### Exercise brief
Scan the entries below and return each line that contains "true".

### Available records
▼
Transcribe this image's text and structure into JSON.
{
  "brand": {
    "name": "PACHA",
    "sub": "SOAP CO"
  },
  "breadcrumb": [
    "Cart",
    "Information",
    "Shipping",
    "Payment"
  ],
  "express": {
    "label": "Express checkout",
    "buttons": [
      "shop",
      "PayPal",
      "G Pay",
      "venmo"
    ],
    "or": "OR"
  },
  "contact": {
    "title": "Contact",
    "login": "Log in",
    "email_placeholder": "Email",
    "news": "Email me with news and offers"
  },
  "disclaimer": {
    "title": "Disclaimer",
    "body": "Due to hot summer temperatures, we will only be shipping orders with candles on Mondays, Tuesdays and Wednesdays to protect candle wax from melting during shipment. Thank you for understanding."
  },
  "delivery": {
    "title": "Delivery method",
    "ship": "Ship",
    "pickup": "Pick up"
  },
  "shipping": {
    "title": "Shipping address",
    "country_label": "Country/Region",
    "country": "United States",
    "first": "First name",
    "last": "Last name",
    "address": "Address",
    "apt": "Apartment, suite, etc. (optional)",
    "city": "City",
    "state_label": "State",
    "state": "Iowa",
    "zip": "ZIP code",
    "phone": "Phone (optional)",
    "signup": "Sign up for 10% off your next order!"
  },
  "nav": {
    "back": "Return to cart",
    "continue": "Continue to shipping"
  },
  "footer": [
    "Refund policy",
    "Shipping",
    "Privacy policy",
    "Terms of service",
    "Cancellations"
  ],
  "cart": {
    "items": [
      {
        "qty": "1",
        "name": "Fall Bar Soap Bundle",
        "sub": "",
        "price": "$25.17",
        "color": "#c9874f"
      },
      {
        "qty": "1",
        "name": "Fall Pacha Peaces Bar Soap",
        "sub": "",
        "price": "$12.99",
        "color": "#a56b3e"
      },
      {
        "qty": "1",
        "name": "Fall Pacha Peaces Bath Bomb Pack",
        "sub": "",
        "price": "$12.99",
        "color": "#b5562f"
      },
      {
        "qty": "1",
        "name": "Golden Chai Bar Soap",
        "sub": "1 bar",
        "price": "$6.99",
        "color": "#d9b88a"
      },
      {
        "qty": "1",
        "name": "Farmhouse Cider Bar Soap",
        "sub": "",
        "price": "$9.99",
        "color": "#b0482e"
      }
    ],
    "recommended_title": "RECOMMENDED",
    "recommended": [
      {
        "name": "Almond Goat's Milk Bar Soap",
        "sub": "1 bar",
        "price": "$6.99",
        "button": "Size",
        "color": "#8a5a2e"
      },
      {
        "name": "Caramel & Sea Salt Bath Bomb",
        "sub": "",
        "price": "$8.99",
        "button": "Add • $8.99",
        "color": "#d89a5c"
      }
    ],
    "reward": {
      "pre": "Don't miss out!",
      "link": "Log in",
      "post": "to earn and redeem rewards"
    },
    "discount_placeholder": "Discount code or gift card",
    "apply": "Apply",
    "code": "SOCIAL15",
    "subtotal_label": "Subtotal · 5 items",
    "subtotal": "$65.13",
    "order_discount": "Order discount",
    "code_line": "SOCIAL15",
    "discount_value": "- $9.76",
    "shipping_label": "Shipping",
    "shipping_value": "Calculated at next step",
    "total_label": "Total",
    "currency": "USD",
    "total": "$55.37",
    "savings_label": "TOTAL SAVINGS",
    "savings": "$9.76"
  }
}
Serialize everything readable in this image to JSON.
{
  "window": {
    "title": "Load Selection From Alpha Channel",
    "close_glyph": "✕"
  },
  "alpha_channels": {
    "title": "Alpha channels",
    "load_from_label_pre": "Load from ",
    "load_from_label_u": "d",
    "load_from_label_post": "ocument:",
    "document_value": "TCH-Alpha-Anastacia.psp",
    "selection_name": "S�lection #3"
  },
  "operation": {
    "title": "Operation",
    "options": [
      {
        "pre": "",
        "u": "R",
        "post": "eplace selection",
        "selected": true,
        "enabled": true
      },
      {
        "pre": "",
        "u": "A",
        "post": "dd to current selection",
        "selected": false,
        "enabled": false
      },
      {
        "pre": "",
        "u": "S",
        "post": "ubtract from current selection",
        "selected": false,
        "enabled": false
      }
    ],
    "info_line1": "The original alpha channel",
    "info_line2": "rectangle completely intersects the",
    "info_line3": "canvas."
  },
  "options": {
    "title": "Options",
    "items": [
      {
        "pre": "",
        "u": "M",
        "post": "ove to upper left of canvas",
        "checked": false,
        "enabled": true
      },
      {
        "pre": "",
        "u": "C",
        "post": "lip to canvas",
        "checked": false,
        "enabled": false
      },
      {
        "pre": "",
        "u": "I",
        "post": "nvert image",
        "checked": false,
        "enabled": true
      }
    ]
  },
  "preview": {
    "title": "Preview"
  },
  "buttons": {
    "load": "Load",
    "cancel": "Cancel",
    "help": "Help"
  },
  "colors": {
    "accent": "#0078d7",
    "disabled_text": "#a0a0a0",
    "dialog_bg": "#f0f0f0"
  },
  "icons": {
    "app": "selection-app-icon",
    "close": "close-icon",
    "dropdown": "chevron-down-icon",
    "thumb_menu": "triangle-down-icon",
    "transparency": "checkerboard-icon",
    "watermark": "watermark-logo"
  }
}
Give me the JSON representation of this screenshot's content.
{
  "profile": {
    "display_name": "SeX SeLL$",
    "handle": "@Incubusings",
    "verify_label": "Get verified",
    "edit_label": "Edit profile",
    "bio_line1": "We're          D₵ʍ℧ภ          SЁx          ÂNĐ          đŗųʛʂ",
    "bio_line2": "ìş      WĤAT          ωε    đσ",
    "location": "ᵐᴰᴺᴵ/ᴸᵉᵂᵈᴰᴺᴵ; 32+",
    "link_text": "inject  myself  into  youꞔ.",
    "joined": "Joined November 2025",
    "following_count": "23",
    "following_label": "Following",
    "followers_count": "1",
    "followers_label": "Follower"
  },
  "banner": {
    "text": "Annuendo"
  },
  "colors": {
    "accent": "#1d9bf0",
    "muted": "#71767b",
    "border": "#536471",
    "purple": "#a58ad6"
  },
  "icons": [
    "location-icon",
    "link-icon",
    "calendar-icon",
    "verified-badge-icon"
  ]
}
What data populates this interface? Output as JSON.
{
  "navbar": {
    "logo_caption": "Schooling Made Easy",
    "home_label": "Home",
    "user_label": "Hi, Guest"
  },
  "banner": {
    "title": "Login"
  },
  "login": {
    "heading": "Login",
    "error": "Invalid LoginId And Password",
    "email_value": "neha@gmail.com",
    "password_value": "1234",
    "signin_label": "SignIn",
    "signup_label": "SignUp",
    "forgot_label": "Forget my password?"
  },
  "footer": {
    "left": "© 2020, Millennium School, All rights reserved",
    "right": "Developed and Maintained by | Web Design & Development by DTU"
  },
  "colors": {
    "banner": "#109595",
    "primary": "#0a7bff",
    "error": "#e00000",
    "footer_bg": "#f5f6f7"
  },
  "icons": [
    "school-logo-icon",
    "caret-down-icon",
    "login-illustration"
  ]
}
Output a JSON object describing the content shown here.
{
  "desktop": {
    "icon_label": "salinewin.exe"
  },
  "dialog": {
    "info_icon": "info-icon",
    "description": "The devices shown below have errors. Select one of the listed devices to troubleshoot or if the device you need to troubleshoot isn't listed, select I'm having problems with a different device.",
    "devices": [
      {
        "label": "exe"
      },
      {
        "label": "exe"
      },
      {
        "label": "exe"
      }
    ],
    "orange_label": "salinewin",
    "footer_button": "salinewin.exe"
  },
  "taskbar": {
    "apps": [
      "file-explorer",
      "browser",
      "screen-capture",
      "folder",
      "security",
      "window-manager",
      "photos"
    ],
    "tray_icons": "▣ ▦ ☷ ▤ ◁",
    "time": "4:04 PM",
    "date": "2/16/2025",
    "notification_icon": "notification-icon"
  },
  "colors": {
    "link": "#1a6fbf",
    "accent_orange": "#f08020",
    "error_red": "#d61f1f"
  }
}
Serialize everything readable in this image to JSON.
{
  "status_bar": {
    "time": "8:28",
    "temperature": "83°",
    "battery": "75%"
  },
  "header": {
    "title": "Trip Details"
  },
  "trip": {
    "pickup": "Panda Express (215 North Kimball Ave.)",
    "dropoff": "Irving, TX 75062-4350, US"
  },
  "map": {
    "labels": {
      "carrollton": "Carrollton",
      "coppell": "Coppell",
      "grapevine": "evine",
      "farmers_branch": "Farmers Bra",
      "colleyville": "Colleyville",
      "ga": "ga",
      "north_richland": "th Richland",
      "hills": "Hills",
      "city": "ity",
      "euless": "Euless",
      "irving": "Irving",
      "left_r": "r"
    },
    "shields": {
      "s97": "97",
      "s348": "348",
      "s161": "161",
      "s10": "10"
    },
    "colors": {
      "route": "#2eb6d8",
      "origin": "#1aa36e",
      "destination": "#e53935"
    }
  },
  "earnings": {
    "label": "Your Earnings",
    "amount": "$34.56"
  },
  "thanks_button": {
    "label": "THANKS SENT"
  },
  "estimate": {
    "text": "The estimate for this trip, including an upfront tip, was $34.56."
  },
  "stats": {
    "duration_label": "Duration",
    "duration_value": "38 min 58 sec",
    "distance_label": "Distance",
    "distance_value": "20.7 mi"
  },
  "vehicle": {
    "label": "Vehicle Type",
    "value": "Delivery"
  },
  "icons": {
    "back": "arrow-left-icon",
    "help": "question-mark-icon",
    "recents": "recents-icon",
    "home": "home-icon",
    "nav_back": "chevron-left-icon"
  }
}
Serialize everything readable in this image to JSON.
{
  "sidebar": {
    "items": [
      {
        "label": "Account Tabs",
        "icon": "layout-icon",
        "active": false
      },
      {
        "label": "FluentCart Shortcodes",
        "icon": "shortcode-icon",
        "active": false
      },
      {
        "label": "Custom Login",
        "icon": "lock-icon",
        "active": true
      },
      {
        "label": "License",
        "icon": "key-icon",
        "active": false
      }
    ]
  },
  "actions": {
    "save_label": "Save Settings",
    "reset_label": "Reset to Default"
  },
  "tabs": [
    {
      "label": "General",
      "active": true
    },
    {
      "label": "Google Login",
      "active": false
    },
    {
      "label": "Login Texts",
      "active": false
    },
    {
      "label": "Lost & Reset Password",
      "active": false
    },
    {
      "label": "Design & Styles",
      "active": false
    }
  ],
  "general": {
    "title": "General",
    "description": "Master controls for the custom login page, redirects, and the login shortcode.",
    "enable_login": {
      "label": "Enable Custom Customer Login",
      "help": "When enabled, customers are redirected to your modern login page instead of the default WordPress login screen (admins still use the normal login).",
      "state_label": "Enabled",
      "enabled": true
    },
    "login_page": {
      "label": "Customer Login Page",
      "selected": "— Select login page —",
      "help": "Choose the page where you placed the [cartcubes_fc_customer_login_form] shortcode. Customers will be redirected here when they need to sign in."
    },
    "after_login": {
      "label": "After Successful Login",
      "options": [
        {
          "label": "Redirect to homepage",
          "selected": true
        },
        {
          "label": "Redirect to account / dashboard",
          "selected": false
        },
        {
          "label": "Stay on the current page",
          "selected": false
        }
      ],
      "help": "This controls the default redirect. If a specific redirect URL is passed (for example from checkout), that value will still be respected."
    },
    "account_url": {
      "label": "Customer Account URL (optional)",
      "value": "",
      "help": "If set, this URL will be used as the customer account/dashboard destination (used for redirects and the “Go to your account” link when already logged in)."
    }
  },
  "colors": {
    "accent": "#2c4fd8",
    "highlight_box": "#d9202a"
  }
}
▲
### Output below
        "selected": true,
        "enabled": true
        "enabled": true
        "enabled": true
        "active": true
      "active": true
      "enabled": true
          "selected": true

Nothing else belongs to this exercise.